» Exercise directions:
Line by line, print the records exactly as they are, dropping the pictures.

────────────────────────────────────────

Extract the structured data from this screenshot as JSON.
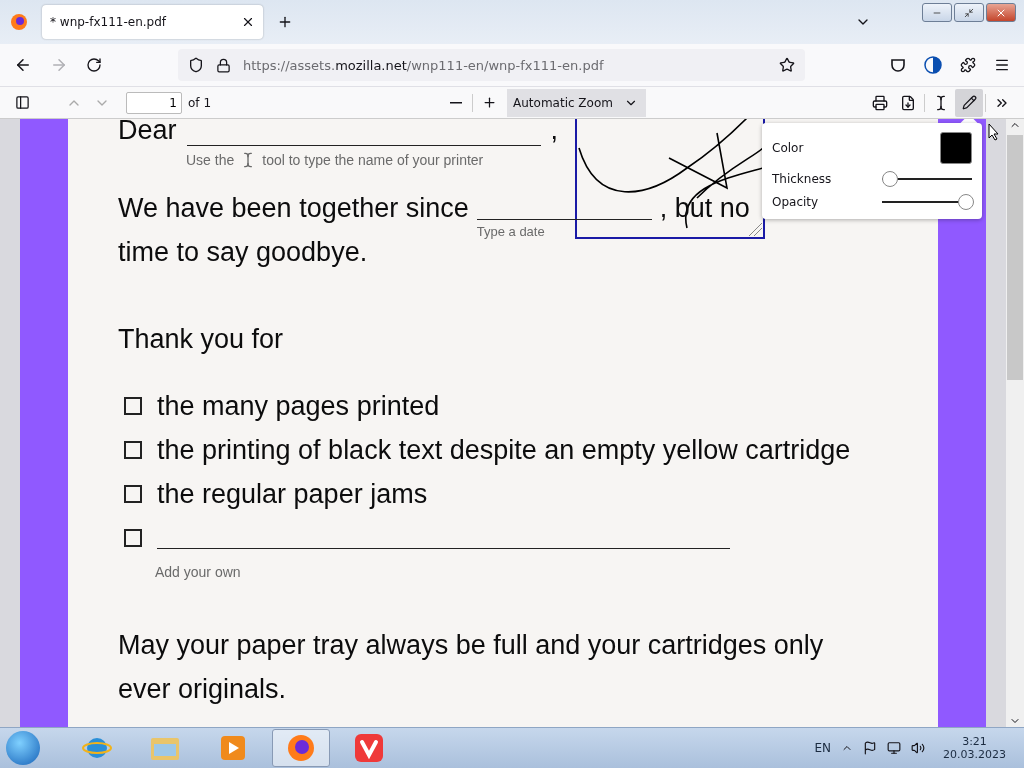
{
  "tabs": [
    {
      "title": "* wnp-fx111-en.pdf",
      "selected": true
    }
  ],
  "address_bar": {
    "url_scheme": "https://assets.",
    "url_domain": "mozilla.net",
    "url_path": "/wnp111-en/wnp-fx111-en.pdf"
  },
  "pdf_toolbar": {
    "page_number": "1",
    "page_count": "of 1",
    "zoom": "Automatic Zoom",
    "draw_tool_selected": true
  },
  "document": {
    "salutation": "Dear",
    "salutation_end": ",",
    "printer_hint_before": "Use the",
    "printer_hint_after": "tool to type the name of your printer",
    "together_before": "We have been together since",
    "together_after": ", but no",
    "together_line2": "time to say goodbye.",
    "date_hint": "Type a date",
    "thanks": "Thank you for",
    "items": [
      {
        "text": "the many pages printed",
        "checked": false
      },
      {
        "text": "the printing of black text despite an empty yellow cartridge",
        "checked": false
      },
      {
        "text": "the regular paper jams",
        "checked": false
      },
      {
        "checked": false,
        "kind": "blank"
      }
    ],
    "own_hint": "Add your own",
    "closing": "May your paper tray always be full and your cartridges only ever originals."
  },
  "ink_popup": {
    "color_label": "Color",
    "color": "#000000",
    "thickness_label": "Thickness",
    "thickness": {
      "level": 0
    },
    "opacity_label": "Opacity",
    "opacity": {
      "level": 1
    }
  },
  "taskbar": {
    "apps": [
      {
        "kind": "ie",
        "selected": false
      },
      {
        "kind": "explorer",
        "selected": false
      },
      {
        "kind": "media",
        "selected": false
      },
      {
        "kind": "firefox",
        "selected": true
      },
      {
        "kind": "vivaldi",
        "selected": false
      }
    ],
    "language": "EN",
    "time": "3:21",
    "date": "20.03.2023"
  }
}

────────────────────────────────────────

» Task solution:
Extract the structured data from this screenshot as JSON.
{
  "tabs": [
    {
      "title": "* wnp-fx111-en.pdf",
      "selected": true
    }
  ],
  "address_bar": {
    "url_scheme": "https://assets.",
    "url_domain": "mozilla.net",
    "url_path": "/wnp111-en/wnp-fx111-en.pdf"
  },
  "pdf_toolbar": {
    "page_number": "1",
    "page_count": "of 1",
    "zoom": "Automatic Zoom",
    "draw_tool_selected": true
  },
  "document": {
    "salutation": "Dear",
    "salutation_end": ",",
    "printer_hint_before": "Use the",
    "printer_hint_after": "tool to type the name of your printer",
    "together_before": "We have been together since",
    "together_after": ", but no",
    "together_line2": "time to say goodbye.",
    "date_hint": "Type a date",
    "thanks": "Thank you for",
    "items": [
      {
        "text": "the many pages printed",
        "checked": false
      },
      {
        "text": "the printing of black text despite an empty yellow cartridge",
        "checked": false
      },
      {
        "text": "the regular paper jams",
        "checked": false
      },
      {
        "checked": false,
        "kind": "blank"
      }
    ],
    "own_hint": "Add your own",
    "closing": "May your paper tray always be full and your cartridges only ever originals."
  },
  "ink_popup": {
    "color_label": "Color",
    "color": "#000000",
    "thickness_label": "Thickness",
    "thickness": {
      "level": 0
    },
    "opacity_label": "Opacity",
    "opacity": {
      "level": 1
    }
  },
  "taskbar": {
    "apps": [
      {
        "kind": "ie",
        "selected": false
      },
      {
        "kind": "explorer",
        "selected": false
      },
      {
        "kind": "media",
        "selected": false
      },
      {
        "kind": "firefox",
        "selected": true
      },
      {
        "kind": "vivaldi",
        "selected": false
      }
    ],
    "language": "EN",
    "time": "3:21",
    "date": "20.03.2023"
  }
}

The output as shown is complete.